But that was not what the game was all about. The game was about the great Arthur Beetson. He was playing reserve grade for Parramatta but led Queensland out that night. It was the great Arthur Beetson who showed what State of Origin was to become when he belted good friend and Parramatta team mate Mick Cronin. Time and again Beetson ripped into the New South Wales pack and showed the way for the young Queenslanders. If not for Arthur Beetson the State of Origin would not have properly succeeded. He had to convince all of us who had copped a lifetime of disappointment what it truly meant to the players to pull on a maroon jersey—to bleed for your state and for your mates. New South Wales will never have what we have as Queenslanders because they have never had to endure the years of being treated as second-rate. That is what State of Origin is all about.

I would also like to have a go at this House on behalf of Arthur Beetson and Rugby League. Arthur Beetson was born in Roma on 22 January 1945 and died on 1 December 2011. He was the first Aboriginal to ever captain any national team when he captained the Australian Rugby League team. He played for Redcliffe in the Brisbane competition, Balmain, Easts and Parramatta in the Sydney competition. He completed the circle when he returned to Queensland as captain and coach of Redcliffe. He revolutionised front row play after moving from the centres.

Every player who has played for Queensland idolised this man. They hung on his every word. He taught them how to switch on and off. He taught them that rugby league is a game first, an opportunity and an honour second, and a war for just 80 minutes. He was a great believer that in what happens on the field stays on the field. He gave as good as he got. Everyone who followed sport loved Big Artie.

Arthur Beetson played for New South Wales, Queensland, and Australia. He coached Queensland and Australia. He has been a talent scout and an advocate for players and their families. But more than that Arthur Beetson was an advocate for Aboriginal people. He stood up and was proud of who and what he was. He never played the race card but he knew what racism was and he fought it in his own way.

That this House did not honour Arthur Beetson's passing is a travesty. That this House did not move a condolence motion in his honour will be forever one of the saddest days in this place. That this House did not do this and yet the British parliament did is even more embarrassing. As a parliament we should all hang our heads in shame.

The thing is that Arthur Beetson would not have wanted it anyway. That is what a champion is all about. This man accomplished everything in the game as a player, coach, selector, scout, mentor and friend. He is one of the game's official immortals. But more than that, he was a great man and human being. When the mighty maroons run out in Melbourne on Wednesday night, they will carry Arthur Beetson with them. He is our heritage. He is Queensland. He is rugby league north, south, east, and west of the border. If Arthur Beetson was head of government business in this place, we would not be sitting during the weeks of State of Origin.

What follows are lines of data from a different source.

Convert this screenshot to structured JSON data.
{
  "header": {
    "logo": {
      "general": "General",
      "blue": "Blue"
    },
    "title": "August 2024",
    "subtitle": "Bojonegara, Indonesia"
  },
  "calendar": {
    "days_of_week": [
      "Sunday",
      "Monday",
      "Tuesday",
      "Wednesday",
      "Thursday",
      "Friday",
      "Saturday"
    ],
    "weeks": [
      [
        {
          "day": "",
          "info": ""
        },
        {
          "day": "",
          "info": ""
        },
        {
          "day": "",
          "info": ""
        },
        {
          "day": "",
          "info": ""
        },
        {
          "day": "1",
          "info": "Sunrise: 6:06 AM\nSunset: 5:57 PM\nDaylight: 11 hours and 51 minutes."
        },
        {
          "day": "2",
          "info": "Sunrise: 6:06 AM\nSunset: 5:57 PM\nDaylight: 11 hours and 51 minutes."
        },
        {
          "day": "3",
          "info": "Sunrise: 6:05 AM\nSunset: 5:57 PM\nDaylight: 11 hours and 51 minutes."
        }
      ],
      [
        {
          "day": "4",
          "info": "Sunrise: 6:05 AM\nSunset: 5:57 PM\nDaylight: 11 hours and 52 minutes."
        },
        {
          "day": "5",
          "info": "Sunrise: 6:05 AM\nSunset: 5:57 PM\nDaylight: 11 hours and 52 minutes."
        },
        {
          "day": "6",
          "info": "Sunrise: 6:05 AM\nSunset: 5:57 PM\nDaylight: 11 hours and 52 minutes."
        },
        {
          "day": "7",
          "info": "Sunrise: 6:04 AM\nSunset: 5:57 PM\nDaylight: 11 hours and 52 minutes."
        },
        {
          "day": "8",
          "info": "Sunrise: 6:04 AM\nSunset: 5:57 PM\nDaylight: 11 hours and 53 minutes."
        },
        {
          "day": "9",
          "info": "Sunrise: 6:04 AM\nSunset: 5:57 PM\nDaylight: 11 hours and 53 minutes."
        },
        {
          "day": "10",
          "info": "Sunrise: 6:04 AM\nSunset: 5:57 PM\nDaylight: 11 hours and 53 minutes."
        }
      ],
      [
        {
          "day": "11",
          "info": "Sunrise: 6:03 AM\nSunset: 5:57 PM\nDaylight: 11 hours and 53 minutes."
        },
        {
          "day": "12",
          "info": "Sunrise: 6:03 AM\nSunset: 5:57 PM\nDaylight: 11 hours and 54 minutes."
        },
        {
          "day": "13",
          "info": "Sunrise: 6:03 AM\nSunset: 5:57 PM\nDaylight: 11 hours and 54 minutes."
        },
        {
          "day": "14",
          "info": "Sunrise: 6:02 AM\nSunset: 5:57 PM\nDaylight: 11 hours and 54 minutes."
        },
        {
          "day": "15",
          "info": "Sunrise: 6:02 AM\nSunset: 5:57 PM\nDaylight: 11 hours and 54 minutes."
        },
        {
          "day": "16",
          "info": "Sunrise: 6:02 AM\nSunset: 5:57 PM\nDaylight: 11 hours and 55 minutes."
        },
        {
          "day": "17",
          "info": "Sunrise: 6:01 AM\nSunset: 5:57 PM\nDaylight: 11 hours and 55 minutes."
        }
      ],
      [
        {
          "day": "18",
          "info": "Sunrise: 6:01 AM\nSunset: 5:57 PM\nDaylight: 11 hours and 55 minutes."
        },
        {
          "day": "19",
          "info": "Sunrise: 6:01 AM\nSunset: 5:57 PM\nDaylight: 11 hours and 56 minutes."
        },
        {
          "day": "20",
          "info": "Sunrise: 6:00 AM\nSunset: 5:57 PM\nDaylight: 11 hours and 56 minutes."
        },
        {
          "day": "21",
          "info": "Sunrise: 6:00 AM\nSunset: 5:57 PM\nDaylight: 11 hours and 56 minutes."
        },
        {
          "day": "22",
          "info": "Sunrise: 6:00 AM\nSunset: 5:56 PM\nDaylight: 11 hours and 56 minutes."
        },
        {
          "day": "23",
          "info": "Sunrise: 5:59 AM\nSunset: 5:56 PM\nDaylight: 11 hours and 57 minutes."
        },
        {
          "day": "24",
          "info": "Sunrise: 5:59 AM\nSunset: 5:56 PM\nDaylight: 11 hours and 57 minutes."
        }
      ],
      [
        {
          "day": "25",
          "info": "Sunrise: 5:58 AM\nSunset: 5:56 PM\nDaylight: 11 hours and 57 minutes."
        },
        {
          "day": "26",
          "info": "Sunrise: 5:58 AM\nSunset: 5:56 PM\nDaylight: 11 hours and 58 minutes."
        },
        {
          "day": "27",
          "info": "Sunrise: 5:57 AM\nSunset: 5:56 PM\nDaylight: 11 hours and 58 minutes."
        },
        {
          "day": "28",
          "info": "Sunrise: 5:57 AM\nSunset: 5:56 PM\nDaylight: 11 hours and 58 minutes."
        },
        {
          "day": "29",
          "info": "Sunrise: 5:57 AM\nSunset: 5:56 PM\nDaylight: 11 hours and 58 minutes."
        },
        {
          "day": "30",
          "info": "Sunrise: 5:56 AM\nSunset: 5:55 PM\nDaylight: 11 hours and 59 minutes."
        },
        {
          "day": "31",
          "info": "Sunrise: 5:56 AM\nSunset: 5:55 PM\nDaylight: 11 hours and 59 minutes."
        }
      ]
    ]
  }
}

Last year we sat during all three State of Origin weeks and during the Melbourne Cup. If Arthur Beetson were here, he would be wondering whether we would be coming back to sit in a special session on Boxing Day. It is unAustralian and Arthur Beetson would not have it. Vale Arthur Beetson—and go the Maroons.